Top of Provided entries

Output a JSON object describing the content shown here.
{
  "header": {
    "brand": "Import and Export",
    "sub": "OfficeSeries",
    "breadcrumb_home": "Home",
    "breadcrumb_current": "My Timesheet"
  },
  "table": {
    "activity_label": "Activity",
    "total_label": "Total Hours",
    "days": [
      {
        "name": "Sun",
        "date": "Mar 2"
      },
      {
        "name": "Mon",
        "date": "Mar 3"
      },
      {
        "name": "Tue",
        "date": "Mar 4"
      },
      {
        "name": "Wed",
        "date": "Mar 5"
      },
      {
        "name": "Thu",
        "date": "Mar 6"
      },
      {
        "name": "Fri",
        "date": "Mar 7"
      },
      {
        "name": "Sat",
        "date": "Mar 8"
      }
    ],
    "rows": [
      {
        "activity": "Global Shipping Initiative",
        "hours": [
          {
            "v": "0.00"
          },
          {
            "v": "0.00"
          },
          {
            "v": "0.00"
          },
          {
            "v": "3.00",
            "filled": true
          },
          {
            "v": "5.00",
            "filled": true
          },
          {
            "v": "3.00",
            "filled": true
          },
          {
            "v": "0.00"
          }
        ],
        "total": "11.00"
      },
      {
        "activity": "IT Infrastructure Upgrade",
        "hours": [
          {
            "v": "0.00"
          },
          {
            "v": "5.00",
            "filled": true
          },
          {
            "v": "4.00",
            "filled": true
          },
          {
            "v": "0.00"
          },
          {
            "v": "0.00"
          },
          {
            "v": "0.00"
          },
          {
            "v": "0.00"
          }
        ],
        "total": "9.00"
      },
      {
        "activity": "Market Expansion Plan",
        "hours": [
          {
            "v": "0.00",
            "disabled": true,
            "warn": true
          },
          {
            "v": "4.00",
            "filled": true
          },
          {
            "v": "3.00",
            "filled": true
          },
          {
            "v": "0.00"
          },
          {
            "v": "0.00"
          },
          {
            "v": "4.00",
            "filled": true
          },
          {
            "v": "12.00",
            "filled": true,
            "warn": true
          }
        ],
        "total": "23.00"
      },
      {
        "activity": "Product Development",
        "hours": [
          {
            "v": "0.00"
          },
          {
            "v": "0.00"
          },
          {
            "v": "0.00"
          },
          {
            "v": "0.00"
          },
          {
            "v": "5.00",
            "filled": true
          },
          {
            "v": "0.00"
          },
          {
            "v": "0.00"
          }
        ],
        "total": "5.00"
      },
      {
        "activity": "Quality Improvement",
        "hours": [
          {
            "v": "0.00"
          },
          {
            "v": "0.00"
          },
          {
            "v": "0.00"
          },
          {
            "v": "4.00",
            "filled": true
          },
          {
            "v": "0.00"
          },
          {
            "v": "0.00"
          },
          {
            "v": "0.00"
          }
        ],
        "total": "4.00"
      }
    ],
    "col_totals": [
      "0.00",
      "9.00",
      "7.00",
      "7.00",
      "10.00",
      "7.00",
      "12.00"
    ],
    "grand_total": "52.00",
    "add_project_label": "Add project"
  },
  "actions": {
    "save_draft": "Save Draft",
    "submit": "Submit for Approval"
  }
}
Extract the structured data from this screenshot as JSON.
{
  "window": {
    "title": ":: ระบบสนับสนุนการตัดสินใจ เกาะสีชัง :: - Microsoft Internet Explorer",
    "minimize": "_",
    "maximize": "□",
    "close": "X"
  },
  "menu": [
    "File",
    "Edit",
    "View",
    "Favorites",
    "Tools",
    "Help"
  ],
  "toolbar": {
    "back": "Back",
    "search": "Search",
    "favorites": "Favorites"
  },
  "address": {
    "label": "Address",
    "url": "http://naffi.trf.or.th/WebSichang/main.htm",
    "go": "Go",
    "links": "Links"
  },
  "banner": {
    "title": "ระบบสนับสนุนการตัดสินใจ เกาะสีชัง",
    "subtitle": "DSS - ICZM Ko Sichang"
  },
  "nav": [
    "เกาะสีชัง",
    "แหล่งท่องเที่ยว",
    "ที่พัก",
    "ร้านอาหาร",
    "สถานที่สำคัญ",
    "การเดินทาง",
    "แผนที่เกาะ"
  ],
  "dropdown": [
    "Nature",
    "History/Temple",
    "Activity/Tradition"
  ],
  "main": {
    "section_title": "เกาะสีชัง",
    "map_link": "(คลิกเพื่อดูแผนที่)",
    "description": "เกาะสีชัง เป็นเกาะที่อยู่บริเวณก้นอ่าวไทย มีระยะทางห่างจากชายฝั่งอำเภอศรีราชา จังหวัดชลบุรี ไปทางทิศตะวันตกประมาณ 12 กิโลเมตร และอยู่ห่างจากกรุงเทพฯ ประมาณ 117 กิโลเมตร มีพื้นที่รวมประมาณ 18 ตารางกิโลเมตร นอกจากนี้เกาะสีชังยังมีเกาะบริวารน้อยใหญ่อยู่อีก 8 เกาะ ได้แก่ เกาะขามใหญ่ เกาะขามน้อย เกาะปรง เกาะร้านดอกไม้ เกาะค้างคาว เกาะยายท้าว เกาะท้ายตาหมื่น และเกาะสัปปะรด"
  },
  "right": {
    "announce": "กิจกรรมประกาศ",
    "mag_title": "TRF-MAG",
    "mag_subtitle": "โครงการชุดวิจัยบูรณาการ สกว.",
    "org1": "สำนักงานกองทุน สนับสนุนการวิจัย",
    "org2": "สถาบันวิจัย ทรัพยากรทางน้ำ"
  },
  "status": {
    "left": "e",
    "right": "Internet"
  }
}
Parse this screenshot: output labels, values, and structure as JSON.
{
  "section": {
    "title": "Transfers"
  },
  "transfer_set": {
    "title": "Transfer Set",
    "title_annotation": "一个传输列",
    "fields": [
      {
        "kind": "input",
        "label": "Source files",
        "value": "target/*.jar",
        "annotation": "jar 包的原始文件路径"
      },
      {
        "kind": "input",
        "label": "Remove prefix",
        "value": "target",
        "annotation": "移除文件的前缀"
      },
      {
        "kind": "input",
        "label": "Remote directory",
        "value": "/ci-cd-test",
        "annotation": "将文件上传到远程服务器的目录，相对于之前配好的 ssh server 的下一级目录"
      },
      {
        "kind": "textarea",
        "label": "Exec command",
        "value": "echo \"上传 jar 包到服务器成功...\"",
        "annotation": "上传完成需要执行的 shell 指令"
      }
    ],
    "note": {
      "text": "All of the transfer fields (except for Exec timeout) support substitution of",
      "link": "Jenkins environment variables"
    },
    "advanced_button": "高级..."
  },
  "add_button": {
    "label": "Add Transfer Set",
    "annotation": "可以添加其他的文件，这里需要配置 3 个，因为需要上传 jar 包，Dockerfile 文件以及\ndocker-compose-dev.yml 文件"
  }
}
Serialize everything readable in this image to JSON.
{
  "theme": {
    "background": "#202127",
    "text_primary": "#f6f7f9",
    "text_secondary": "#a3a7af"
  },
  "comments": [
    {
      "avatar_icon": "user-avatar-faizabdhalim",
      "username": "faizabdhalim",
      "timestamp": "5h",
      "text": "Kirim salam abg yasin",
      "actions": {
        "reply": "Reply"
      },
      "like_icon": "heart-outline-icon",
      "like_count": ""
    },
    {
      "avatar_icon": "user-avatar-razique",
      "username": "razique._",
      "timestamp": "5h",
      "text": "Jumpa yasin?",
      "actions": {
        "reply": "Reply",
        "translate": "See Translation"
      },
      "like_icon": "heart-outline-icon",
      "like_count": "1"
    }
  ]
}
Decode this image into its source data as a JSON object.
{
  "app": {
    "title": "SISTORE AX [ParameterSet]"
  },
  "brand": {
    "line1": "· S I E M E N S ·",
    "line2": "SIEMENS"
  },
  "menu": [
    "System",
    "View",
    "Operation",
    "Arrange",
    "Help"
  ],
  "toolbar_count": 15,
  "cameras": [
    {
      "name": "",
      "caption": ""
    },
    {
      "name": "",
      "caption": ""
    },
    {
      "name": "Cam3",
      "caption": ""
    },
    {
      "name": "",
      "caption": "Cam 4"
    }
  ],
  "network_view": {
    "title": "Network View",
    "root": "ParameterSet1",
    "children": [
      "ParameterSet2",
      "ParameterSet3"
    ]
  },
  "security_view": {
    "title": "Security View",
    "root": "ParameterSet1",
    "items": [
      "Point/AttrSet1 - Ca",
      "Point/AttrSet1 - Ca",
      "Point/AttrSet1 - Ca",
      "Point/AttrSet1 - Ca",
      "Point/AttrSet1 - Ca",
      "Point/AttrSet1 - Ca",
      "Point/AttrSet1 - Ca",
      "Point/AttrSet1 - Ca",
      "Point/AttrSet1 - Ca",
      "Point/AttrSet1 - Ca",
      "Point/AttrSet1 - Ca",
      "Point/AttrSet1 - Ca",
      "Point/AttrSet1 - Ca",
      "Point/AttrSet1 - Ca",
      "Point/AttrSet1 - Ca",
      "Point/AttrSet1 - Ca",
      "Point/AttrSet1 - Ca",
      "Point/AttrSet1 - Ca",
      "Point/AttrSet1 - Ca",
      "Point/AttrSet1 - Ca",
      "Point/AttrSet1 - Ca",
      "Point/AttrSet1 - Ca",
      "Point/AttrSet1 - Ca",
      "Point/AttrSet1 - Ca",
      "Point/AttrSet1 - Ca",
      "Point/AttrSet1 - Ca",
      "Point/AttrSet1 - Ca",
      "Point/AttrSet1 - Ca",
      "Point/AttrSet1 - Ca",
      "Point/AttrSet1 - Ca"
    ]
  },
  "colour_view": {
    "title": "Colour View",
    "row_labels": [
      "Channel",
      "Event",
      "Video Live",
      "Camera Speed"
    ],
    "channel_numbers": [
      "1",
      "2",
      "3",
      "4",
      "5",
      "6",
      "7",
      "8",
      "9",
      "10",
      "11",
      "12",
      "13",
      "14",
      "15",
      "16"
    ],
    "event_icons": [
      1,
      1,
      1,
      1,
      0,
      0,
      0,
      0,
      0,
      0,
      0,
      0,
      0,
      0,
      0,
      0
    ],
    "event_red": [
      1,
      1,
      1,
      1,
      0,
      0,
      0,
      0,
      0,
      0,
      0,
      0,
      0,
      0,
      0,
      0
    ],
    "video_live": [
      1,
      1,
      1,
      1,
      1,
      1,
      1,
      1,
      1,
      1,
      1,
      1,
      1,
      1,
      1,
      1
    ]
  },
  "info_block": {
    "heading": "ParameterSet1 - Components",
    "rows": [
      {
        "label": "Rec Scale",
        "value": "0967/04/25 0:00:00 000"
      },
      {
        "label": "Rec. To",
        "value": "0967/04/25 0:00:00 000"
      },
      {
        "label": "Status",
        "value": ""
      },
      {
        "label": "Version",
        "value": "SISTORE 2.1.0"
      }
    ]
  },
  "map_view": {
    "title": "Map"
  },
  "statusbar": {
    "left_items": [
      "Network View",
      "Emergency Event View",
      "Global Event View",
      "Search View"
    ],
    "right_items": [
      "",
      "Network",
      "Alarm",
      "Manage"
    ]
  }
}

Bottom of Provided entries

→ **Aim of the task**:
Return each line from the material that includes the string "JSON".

→ **Output below**:
Output a JSON object describing the content shown here.
Extract the structured data from this screenshot as JSON.
Parse this screenshot: output labels, values, and structure as JSON.
Serialize everything readable in this image to JSON.
Decode this image into its source data as a JSON object.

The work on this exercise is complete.